Only the count is needed. Count the lines below with the word "data" in them.

Stored items
****************

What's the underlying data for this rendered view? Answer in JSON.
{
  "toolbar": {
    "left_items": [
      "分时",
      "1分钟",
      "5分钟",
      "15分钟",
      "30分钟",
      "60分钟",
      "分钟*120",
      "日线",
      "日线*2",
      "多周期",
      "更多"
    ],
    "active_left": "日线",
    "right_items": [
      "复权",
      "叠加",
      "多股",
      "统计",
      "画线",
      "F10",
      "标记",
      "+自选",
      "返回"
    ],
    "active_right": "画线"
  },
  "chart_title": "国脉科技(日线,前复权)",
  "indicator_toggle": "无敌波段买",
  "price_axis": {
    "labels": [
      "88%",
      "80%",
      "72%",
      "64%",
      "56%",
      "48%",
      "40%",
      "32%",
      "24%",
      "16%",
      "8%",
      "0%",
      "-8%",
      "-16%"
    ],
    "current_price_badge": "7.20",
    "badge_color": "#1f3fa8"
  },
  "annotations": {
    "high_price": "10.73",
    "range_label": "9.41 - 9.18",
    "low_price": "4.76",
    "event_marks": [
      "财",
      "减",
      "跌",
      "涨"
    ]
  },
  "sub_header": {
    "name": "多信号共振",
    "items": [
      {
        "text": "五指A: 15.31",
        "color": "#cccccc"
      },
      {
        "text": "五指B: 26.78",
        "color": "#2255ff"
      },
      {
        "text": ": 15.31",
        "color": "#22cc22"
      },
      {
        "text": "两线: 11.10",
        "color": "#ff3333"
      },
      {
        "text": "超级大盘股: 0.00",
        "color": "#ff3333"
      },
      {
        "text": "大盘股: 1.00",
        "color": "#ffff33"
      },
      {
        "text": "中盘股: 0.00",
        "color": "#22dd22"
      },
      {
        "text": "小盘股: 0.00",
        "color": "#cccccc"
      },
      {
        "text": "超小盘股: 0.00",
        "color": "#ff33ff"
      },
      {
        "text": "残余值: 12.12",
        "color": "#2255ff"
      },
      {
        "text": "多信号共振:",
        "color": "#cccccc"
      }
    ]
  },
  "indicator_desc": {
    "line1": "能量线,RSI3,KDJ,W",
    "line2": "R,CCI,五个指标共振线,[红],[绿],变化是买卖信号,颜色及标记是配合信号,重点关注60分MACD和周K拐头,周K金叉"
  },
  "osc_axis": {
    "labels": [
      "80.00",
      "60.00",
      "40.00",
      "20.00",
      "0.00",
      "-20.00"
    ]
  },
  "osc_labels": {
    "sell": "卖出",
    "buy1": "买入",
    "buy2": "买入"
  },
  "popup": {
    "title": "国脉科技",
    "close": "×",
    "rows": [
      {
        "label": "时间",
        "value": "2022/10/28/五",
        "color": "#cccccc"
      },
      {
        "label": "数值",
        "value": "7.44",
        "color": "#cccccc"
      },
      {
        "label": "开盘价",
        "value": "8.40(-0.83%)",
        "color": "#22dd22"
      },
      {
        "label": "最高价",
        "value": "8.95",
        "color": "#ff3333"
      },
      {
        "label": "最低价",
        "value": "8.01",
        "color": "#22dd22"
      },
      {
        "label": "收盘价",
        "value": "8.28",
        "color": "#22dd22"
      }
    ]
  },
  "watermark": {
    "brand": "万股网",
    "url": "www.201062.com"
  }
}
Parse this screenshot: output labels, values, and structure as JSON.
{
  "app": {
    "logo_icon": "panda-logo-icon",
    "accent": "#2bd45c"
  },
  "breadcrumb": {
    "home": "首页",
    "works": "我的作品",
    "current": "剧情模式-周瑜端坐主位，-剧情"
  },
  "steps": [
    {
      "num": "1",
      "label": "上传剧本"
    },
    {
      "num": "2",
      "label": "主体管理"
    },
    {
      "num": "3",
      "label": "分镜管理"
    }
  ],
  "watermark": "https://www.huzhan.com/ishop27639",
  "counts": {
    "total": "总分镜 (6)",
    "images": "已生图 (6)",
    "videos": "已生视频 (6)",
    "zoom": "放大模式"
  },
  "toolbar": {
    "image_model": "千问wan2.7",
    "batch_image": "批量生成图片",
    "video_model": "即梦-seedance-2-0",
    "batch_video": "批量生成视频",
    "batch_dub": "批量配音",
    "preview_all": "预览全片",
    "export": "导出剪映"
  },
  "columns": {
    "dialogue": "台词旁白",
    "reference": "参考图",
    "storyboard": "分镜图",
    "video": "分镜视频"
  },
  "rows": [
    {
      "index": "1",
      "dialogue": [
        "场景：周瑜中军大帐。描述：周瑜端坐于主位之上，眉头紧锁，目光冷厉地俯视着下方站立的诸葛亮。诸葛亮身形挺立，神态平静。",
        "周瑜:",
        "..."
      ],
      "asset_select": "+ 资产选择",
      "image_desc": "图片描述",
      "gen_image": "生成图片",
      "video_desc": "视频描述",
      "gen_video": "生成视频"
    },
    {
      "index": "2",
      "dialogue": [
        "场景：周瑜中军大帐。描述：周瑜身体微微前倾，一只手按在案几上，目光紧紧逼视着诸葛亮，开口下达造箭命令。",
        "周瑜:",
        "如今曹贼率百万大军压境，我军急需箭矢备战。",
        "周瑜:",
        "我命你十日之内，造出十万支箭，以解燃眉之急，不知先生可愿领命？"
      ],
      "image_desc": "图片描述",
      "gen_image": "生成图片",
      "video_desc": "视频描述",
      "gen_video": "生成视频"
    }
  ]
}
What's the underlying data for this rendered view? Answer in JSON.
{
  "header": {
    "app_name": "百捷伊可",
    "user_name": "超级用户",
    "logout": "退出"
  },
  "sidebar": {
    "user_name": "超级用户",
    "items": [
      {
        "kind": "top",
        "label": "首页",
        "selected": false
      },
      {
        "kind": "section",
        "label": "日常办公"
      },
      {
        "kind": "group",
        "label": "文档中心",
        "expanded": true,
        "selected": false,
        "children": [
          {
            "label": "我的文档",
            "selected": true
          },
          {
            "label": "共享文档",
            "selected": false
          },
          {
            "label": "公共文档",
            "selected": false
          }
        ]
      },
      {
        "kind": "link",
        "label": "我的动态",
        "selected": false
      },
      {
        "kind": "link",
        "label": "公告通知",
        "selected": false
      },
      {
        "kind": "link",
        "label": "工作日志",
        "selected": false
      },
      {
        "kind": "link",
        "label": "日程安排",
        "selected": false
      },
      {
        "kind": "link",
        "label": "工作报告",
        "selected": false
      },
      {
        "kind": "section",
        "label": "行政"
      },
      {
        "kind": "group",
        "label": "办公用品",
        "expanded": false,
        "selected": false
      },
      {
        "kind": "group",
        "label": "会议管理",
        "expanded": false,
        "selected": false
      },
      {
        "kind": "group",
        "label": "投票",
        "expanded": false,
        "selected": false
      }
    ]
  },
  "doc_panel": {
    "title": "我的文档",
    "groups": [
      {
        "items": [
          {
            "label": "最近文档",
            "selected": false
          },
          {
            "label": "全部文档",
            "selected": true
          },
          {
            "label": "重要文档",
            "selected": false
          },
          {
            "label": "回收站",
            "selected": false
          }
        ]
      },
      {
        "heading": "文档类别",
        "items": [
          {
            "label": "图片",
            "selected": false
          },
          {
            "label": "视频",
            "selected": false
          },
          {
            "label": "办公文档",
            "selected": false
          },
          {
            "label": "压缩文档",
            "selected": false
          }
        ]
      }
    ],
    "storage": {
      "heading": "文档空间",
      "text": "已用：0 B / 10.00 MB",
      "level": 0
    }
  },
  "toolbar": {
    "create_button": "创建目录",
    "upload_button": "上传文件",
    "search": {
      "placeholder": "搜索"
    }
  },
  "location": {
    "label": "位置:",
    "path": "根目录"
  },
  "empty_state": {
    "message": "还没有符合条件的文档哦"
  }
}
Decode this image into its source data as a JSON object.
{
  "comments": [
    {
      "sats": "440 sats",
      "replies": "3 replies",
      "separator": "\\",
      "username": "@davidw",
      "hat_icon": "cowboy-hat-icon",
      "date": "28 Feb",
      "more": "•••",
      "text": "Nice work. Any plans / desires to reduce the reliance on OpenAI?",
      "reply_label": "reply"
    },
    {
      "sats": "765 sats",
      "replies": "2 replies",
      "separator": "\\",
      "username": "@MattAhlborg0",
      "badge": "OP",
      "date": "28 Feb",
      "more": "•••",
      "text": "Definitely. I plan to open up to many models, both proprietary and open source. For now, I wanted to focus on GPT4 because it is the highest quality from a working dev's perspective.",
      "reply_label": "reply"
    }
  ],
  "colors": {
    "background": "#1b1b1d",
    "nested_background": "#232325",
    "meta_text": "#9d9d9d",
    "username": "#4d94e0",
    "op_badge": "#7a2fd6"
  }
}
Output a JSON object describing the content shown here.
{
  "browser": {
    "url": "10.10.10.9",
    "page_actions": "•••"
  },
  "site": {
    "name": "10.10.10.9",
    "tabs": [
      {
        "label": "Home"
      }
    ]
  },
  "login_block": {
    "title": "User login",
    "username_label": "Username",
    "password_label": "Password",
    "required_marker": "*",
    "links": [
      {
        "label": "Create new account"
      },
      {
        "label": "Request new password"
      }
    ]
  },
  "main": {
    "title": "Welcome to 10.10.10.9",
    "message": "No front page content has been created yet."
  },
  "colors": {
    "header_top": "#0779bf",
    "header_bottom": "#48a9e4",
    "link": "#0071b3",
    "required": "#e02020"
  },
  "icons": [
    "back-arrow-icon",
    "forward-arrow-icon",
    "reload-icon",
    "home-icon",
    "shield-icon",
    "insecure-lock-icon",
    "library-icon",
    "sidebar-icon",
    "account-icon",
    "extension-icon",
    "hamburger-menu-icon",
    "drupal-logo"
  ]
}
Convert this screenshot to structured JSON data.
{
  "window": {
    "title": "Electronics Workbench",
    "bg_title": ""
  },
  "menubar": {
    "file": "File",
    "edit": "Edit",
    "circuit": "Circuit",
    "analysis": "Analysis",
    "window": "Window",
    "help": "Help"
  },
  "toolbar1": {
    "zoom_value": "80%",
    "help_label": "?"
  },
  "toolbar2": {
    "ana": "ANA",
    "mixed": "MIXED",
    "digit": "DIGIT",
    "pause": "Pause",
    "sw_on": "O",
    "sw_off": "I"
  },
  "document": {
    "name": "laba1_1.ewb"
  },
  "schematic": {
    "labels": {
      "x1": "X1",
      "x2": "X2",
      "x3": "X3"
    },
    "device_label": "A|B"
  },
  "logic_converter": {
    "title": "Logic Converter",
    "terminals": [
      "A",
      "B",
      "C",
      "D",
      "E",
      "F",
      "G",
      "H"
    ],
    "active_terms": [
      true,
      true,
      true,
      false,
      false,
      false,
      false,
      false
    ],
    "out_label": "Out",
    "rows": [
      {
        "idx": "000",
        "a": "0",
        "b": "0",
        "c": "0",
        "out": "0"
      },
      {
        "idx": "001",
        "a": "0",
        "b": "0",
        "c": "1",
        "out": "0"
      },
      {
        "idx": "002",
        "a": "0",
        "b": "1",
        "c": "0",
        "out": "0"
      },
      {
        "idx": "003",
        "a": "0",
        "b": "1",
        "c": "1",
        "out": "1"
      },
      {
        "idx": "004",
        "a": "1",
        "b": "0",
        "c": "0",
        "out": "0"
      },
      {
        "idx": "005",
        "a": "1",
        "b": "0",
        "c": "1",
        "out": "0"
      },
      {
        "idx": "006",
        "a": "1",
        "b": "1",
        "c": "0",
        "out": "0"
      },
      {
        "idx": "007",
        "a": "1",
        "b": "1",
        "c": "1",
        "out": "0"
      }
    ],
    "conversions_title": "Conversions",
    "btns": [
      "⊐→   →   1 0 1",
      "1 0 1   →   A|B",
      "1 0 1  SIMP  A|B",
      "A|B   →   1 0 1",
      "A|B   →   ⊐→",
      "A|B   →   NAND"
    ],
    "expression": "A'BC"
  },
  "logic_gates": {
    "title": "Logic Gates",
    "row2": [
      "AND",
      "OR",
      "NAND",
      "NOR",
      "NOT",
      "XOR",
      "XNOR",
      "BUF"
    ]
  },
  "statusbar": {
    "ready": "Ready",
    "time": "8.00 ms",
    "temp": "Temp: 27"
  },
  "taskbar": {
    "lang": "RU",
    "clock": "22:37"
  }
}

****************

● **WRITTEN ANSWER**
4